=== SOURCE RECORDS ===
┌────────
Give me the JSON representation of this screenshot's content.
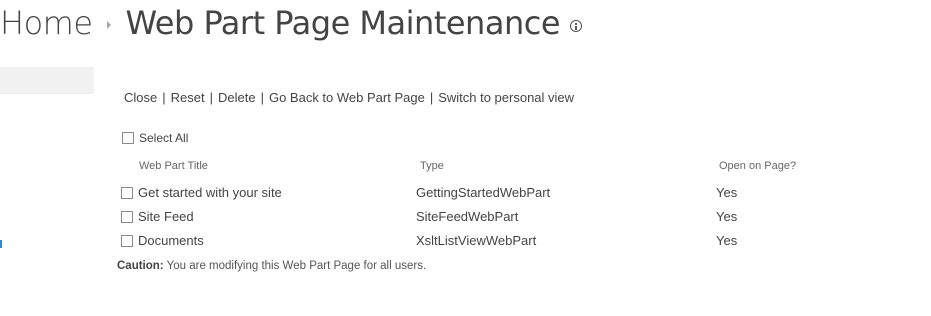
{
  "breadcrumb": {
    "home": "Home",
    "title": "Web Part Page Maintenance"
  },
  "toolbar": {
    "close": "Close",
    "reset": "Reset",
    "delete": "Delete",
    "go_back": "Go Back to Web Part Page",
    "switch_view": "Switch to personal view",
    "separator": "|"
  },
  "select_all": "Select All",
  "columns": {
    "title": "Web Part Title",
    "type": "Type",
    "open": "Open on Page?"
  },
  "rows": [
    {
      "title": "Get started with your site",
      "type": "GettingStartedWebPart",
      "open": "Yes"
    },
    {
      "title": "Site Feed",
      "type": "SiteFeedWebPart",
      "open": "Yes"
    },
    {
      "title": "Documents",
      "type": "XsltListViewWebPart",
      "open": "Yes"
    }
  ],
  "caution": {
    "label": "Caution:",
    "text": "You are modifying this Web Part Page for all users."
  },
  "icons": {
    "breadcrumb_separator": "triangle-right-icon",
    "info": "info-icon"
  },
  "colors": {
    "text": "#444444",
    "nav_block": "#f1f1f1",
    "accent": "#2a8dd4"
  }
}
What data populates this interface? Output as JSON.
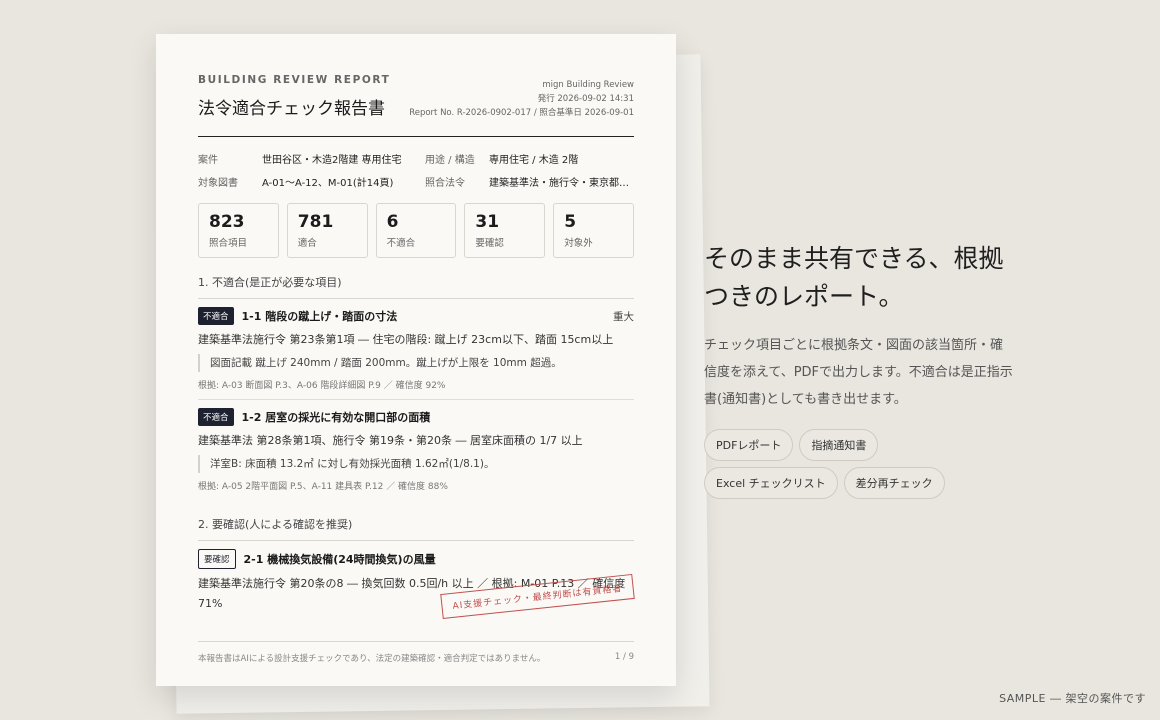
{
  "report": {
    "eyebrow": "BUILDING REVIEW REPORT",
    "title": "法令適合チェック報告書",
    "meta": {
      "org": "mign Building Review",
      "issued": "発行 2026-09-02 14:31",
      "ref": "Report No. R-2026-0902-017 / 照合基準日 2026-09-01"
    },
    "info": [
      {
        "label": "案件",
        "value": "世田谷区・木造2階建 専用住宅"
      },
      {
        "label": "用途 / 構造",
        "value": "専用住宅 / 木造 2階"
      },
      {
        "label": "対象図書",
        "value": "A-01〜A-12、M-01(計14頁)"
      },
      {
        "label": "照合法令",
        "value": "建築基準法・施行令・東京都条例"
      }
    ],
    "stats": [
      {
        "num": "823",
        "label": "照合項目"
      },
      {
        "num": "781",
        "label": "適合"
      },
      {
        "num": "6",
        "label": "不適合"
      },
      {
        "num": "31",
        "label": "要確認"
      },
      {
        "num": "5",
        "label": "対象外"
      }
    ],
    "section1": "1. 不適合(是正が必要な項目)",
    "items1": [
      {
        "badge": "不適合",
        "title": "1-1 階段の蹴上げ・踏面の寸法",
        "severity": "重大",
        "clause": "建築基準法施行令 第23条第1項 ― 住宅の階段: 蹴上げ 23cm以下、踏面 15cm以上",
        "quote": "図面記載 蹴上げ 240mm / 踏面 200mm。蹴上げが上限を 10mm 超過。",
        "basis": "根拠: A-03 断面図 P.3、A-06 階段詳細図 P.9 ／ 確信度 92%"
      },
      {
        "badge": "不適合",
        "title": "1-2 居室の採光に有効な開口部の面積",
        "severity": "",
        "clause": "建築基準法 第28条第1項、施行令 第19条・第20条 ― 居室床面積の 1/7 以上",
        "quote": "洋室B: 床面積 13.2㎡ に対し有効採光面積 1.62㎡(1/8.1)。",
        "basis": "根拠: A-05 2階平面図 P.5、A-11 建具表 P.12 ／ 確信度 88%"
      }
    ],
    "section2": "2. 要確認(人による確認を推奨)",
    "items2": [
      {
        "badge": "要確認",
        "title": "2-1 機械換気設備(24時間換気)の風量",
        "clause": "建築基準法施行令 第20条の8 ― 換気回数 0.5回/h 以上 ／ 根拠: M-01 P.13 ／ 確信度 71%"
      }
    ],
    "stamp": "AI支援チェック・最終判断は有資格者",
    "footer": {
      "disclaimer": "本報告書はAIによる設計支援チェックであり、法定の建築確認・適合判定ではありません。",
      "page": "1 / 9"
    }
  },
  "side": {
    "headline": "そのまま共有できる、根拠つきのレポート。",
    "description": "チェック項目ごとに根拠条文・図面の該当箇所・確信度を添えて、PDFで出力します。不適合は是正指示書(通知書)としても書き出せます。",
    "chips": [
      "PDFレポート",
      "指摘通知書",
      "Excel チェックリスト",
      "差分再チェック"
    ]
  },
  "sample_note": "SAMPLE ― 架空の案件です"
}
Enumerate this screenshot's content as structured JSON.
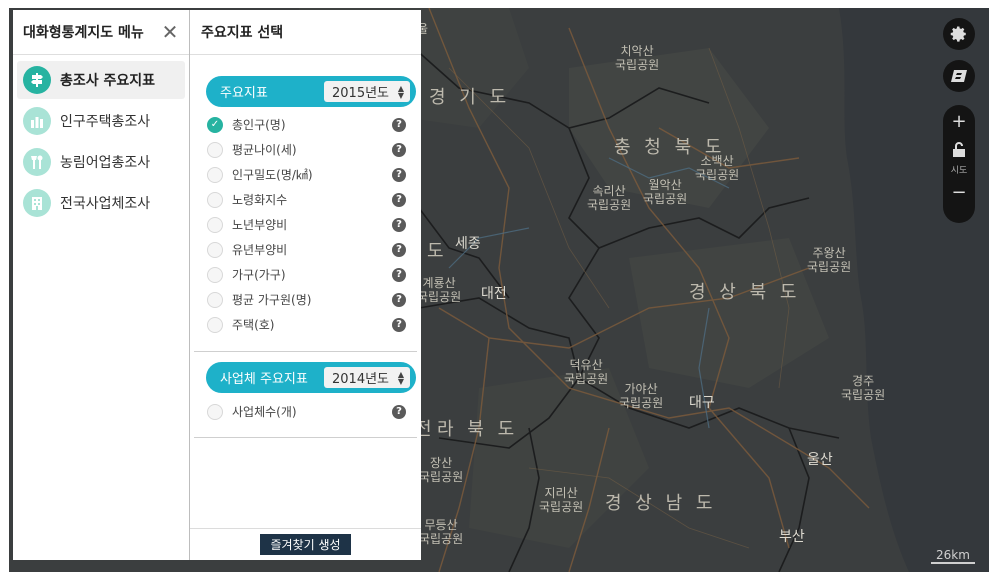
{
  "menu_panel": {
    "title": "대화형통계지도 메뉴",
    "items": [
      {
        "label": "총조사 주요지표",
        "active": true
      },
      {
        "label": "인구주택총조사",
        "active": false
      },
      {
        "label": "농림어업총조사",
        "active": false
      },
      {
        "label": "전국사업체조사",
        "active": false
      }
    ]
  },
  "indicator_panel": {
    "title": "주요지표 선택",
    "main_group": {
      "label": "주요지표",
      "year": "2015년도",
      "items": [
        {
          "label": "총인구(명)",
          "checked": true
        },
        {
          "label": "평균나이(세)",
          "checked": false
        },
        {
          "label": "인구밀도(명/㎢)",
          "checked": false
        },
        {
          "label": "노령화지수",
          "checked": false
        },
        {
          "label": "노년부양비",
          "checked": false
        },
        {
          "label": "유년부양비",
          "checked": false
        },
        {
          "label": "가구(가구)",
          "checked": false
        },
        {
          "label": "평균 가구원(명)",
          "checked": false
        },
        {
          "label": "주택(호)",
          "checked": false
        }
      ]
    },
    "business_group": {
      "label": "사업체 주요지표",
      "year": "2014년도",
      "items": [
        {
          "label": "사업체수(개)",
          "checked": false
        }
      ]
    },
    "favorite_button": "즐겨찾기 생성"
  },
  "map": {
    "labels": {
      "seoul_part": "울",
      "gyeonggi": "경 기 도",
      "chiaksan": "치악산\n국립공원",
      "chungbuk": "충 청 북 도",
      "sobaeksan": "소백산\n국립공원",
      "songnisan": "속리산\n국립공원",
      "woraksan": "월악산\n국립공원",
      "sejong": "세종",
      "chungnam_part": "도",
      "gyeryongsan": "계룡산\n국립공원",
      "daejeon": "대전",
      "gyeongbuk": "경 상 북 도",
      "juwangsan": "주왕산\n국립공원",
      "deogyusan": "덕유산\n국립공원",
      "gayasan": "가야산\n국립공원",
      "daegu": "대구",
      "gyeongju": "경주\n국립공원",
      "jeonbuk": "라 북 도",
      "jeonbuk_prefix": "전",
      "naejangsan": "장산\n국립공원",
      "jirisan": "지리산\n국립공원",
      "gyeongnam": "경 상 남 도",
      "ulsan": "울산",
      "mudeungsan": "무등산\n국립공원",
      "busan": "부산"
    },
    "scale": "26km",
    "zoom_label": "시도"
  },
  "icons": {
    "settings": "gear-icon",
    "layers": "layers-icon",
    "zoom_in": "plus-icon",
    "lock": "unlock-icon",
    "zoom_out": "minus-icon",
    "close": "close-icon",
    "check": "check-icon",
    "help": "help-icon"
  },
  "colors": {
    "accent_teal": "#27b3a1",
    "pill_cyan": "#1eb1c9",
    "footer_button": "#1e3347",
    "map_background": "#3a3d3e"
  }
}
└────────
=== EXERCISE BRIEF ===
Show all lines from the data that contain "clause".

=== ANSWER FOR THE TASK ===
        "clause": "建築基準法施行令 第23条第1項 ― 住宅の階段: 蹴上げ 23cm以下、踏面 15cm以上",
        "clause": "建築基準法 第28条第1項、施行令 第19条・第20条 ― 居室床面積の 1/7 以上",
        "clause": "建築基準法施行令 第20条の8 ― 換気回数 0.5回/h 以上 ／ 根拠: M-01 P.13 ／ 確信度 71%"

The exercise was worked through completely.